Records from a data source =
▽

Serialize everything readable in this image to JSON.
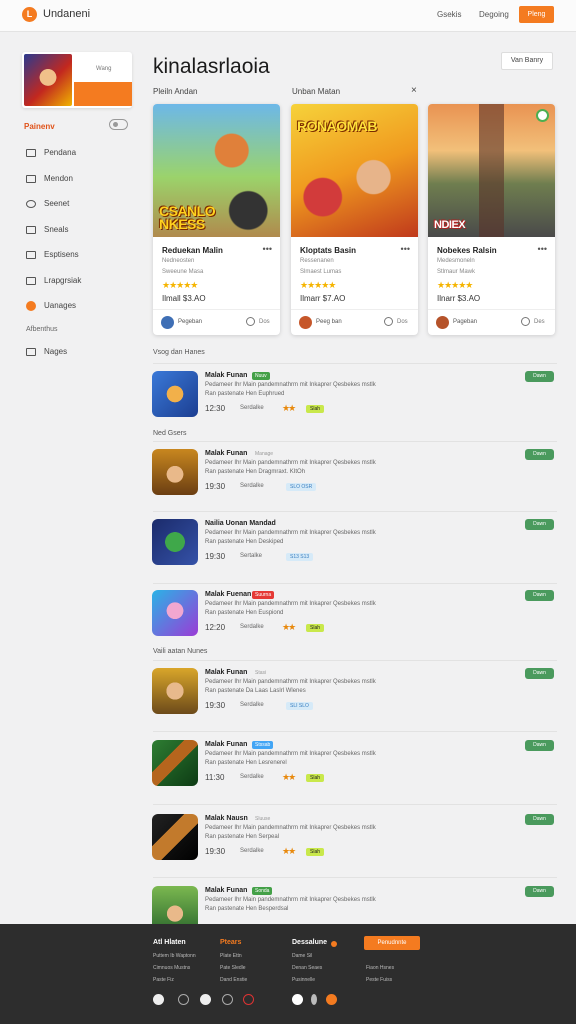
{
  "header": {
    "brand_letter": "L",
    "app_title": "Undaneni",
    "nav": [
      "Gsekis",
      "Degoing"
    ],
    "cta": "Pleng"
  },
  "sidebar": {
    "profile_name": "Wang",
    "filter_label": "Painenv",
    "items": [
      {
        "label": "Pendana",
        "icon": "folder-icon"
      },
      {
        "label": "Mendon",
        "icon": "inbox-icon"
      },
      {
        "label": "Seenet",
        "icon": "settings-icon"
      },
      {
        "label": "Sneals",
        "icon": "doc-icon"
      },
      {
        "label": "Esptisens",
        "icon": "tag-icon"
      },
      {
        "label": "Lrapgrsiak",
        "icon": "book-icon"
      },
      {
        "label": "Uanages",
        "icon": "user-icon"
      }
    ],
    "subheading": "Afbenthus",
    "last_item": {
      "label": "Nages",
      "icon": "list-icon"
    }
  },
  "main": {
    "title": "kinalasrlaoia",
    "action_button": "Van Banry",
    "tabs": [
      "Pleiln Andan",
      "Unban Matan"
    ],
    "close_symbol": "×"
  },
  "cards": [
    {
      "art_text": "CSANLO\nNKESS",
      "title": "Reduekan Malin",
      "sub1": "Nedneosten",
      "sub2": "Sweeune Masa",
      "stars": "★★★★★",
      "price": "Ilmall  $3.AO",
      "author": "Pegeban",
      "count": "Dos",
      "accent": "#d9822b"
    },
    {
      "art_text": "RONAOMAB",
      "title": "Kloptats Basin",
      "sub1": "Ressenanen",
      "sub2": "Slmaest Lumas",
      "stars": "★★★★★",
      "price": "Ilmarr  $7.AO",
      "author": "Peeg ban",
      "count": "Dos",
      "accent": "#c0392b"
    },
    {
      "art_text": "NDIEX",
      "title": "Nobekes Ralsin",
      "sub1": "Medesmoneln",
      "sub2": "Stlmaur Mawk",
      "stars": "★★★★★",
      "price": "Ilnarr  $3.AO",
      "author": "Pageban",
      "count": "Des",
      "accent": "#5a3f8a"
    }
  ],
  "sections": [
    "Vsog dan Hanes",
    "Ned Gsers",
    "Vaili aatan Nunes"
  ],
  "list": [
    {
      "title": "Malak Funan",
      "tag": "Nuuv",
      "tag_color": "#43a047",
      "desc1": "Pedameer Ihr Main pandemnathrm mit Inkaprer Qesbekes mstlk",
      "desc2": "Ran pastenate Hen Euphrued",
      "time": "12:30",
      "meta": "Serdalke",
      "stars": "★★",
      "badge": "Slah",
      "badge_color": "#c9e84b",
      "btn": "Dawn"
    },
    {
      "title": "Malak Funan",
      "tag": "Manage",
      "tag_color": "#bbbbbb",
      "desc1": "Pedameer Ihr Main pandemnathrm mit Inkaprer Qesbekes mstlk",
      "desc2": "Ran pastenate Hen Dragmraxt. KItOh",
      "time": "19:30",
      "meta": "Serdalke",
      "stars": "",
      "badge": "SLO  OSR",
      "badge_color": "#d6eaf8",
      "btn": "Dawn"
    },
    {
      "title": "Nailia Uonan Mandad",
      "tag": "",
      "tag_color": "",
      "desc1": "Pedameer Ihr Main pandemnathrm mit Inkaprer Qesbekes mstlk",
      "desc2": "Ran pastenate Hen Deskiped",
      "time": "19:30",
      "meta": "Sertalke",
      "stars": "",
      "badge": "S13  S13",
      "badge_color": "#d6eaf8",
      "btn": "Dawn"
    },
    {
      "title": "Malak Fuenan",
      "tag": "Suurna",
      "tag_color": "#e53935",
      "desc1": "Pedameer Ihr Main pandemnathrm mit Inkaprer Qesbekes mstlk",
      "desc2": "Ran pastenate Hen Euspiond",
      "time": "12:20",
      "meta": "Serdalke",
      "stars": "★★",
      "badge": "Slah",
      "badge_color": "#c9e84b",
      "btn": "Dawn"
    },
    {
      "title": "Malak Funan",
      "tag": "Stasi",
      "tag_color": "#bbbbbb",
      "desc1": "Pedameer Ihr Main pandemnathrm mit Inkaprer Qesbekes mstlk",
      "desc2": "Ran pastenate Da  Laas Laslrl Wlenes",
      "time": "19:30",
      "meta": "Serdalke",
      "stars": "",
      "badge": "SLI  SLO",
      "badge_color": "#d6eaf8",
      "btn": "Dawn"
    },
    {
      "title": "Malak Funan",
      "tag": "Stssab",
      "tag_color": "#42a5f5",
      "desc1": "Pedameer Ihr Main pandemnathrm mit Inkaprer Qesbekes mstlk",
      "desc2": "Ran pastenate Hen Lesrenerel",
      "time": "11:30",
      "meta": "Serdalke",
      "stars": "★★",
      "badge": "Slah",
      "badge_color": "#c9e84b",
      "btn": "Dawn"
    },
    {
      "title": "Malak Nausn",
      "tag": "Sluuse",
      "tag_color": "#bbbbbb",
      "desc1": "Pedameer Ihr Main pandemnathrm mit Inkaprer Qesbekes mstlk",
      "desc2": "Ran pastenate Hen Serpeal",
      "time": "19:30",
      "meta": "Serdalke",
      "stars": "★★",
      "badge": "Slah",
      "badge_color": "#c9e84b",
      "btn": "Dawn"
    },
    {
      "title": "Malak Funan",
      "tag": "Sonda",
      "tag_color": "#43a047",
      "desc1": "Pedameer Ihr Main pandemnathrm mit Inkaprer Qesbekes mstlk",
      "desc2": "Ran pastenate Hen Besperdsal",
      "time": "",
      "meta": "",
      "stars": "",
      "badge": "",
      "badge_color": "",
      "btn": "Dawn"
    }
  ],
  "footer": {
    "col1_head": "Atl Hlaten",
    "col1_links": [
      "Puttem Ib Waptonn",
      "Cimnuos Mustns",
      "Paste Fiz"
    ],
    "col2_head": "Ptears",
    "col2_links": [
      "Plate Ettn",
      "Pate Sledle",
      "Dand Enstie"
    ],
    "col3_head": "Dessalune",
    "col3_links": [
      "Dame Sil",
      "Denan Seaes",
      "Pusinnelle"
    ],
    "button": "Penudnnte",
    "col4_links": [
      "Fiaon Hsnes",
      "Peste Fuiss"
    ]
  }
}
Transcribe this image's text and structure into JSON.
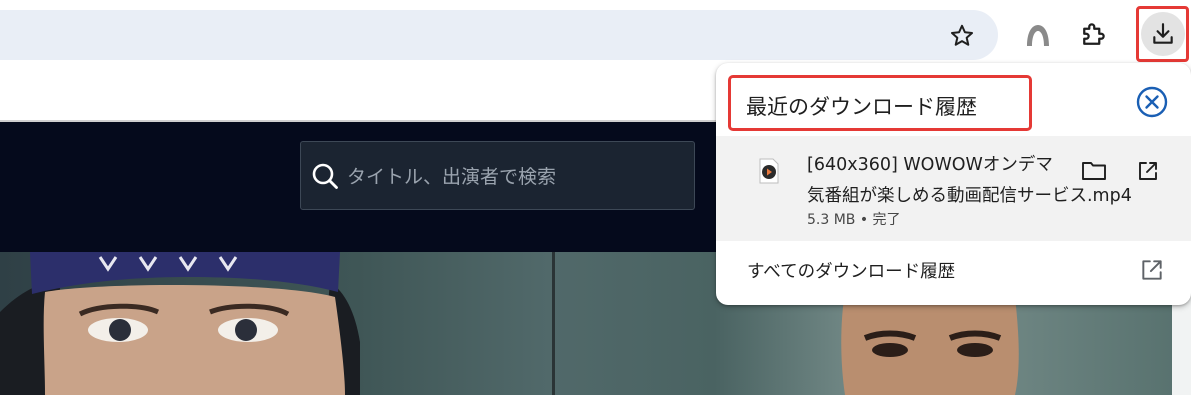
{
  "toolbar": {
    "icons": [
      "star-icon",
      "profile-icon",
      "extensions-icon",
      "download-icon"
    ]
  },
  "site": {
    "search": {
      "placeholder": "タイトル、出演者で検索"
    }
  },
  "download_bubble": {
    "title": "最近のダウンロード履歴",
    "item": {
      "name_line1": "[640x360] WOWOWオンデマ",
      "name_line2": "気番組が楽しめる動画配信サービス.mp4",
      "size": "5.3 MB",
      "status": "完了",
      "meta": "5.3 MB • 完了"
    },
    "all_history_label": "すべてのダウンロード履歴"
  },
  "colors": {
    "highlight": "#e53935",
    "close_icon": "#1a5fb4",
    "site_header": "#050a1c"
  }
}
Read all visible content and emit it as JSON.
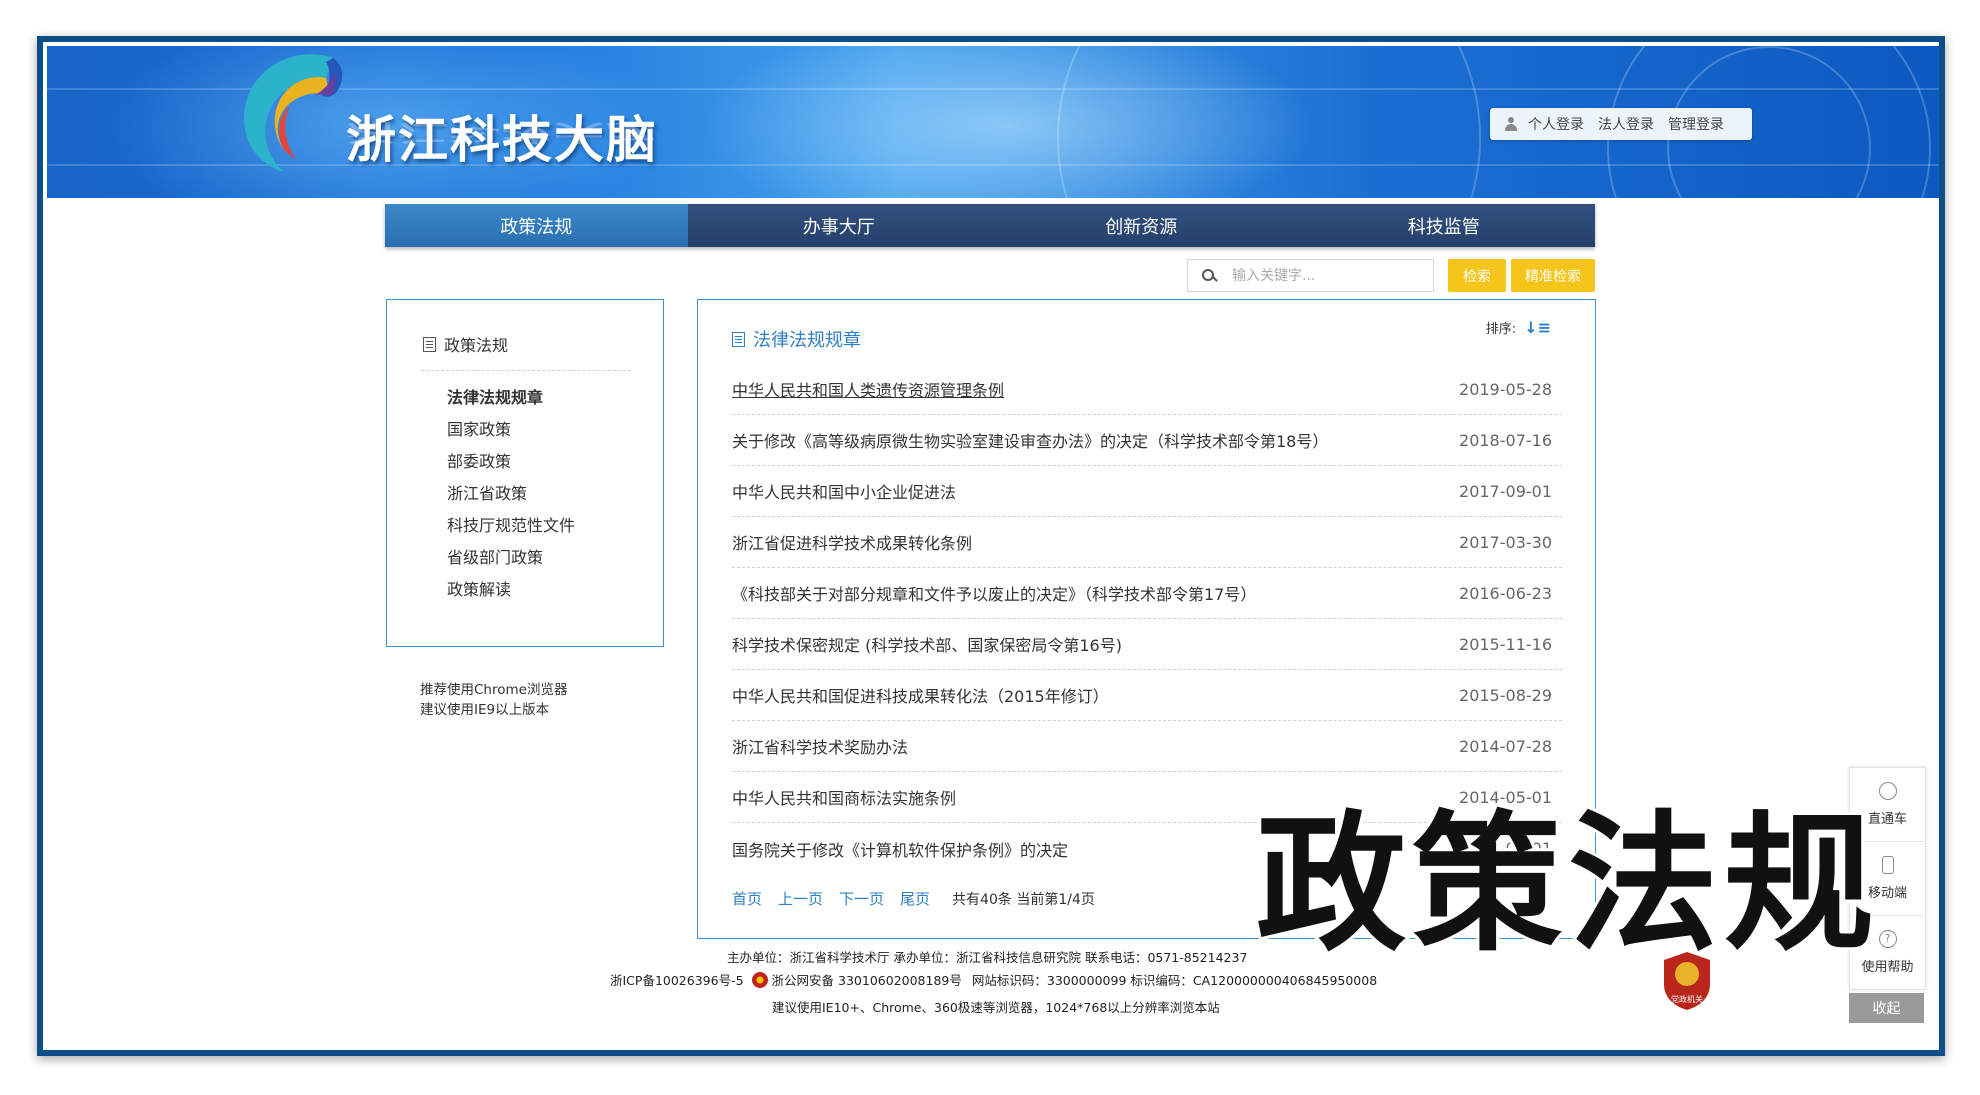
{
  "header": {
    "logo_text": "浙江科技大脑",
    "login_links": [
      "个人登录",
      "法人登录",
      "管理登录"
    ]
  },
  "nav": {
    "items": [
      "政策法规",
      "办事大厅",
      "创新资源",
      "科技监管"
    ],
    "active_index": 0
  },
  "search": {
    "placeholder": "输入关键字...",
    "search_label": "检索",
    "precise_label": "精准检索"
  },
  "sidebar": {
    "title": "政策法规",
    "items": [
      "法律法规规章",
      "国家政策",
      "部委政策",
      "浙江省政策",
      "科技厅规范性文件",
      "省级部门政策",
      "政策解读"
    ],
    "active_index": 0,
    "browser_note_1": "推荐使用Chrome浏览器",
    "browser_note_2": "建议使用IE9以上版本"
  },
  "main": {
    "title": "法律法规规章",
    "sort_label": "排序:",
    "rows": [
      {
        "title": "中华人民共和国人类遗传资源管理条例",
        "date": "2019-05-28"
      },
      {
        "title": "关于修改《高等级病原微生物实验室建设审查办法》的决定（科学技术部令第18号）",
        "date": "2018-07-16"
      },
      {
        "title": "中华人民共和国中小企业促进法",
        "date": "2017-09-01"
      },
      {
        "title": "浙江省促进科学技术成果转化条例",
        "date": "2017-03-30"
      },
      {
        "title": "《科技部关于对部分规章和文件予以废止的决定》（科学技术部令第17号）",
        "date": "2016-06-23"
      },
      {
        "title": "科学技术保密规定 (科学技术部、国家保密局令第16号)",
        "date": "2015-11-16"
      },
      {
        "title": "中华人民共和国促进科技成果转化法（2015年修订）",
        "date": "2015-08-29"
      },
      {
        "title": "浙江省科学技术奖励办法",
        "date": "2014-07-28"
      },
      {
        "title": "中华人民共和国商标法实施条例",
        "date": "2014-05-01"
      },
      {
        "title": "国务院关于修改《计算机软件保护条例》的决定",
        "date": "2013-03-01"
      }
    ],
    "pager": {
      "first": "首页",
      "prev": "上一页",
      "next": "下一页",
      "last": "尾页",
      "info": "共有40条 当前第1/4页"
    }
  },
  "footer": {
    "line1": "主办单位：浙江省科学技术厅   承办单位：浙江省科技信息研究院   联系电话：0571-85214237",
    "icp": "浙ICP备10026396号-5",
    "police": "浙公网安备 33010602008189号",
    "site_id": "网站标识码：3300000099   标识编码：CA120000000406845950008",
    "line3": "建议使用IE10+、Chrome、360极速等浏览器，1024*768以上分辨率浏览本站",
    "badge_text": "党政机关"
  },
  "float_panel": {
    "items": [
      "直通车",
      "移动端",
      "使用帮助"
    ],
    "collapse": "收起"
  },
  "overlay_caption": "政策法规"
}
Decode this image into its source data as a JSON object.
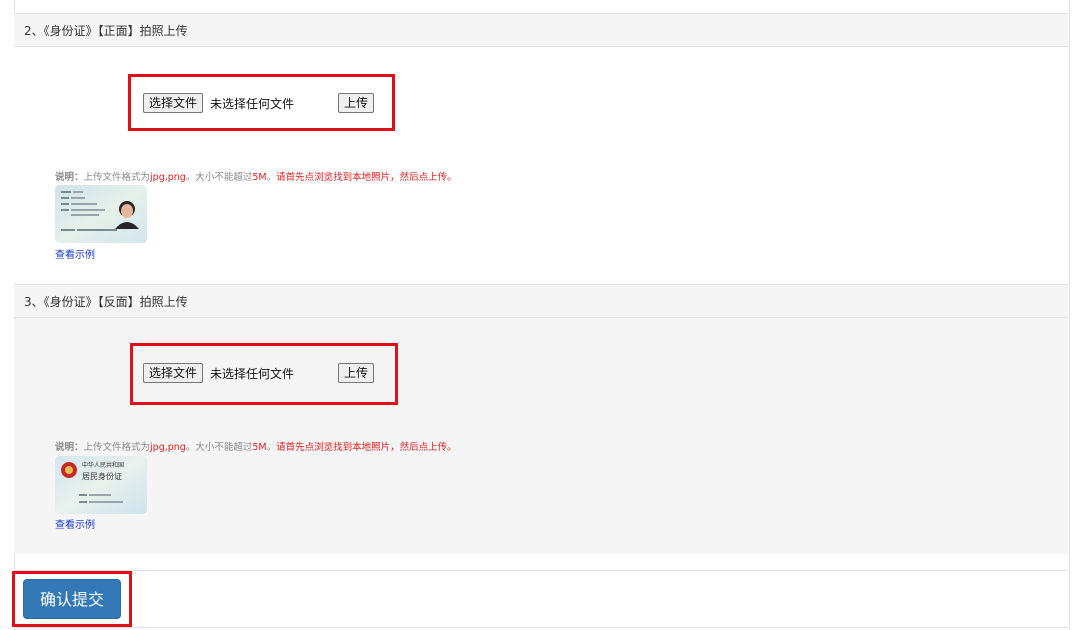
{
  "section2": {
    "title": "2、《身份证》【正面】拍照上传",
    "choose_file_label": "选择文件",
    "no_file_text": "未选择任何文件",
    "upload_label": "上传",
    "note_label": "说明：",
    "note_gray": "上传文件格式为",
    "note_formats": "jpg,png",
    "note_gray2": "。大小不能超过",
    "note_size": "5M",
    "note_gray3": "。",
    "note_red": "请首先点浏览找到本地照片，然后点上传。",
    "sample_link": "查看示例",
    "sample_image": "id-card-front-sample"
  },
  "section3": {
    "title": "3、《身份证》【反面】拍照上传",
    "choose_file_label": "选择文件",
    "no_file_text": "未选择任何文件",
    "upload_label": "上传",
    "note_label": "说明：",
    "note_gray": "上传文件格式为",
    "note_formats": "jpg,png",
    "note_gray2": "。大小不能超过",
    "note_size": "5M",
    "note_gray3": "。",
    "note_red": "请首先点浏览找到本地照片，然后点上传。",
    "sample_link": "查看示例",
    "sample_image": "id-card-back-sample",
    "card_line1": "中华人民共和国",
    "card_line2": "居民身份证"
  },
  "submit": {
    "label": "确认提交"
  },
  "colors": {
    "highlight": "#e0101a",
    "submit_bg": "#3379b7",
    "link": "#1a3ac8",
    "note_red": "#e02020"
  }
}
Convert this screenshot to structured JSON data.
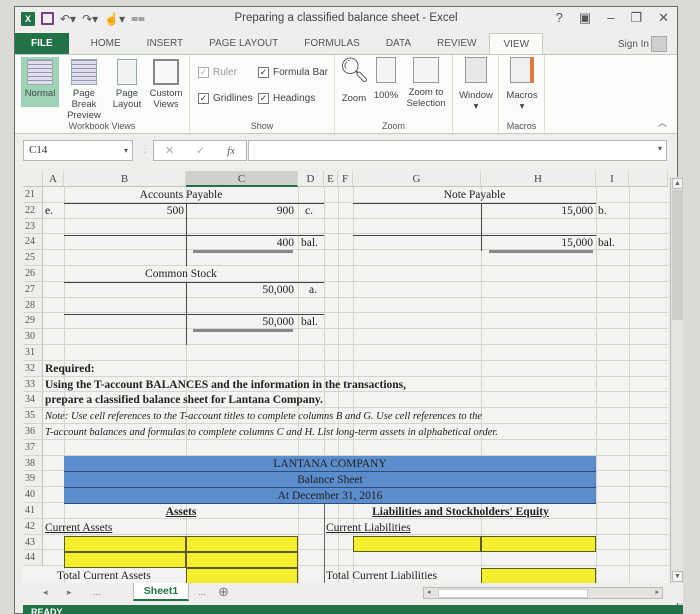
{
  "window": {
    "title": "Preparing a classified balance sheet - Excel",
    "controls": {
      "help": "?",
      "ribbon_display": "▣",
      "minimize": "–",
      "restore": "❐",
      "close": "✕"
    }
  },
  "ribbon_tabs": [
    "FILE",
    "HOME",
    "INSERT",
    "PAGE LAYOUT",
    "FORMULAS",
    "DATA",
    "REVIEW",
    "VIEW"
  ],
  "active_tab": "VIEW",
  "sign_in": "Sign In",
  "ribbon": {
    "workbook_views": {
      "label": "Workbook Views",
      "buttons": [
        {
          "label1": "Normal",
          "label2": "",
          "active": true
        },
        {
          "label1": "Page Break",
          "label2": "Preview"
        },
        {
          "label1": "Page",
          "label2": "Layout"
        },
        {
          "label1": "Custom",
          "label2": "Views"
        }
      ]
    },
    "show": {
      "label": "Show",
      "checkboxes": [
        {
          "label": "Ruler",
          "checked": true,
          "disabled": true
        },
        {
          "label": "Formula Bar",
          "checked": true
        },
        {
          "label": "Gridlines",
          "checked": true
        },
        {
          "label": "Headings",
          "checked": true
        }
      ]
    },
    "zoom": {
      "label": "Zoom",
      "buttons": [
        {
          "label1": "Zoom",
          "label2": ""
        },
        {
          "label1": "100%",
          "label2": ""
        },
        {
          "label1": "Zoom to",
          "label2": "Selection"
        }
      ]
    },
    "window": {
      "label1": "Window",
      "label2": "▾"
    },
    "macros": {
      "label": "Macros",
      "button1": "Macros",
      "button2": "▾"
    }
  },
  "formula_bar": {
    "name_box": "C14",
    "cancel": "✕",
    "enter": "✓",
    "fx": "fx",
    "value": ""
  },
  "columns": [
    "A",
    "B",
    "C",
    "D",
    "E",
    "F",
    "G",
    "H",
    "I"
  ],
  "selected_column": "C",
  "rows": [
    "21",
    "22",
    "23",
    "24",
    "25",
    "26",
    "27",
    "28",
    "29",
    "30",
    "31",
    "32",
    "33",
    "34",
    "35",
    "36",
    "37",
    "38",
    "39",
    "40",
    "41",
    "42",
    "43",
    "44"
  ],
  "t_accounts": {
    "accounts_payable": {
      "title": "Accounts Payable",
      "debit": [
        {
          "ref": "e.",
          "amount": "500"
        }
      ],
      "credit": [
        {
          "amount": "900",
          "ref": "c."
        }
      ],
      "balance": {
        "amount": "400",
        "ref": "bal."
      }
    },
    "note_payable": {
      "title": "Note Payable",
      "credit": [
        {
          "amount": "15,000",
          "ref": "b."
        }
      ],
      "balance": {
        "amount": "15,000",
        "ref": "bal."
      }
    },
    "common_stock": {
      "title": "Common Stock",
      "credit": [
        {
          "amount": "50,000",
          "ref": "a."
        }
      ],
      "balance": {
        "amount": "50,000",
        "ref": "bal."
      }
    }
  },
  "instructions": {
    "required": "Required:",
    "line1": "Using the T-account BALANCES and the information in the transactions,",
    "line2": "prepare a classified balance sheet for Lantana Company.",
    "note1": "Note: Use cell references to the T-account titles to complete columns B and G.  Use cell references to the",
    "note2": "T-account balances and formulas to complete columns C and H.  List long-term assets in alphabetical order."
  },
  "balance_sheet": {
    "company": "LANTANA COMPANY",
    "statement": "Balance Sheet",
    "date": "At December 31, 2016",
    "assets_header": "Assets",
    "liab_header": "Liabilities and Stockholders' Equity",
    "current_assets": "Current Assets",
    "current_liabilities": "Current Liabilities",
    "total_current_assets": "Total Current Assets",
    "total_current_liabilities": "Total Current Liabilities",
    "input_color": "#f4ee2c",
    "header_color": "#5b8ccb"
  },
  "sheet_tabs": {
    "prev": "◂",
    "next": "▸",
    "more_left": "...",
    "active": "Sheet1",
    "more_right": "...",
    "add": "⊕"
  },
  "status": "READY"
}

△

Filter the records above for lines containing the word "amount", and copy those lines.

Your solution =
          "amount": "500"
          "amount": "900",
        "amount": "400",
          "amount": "15,000",
        "amount": "15,000",
          "amount": "50,000",
        "amount": "50,000",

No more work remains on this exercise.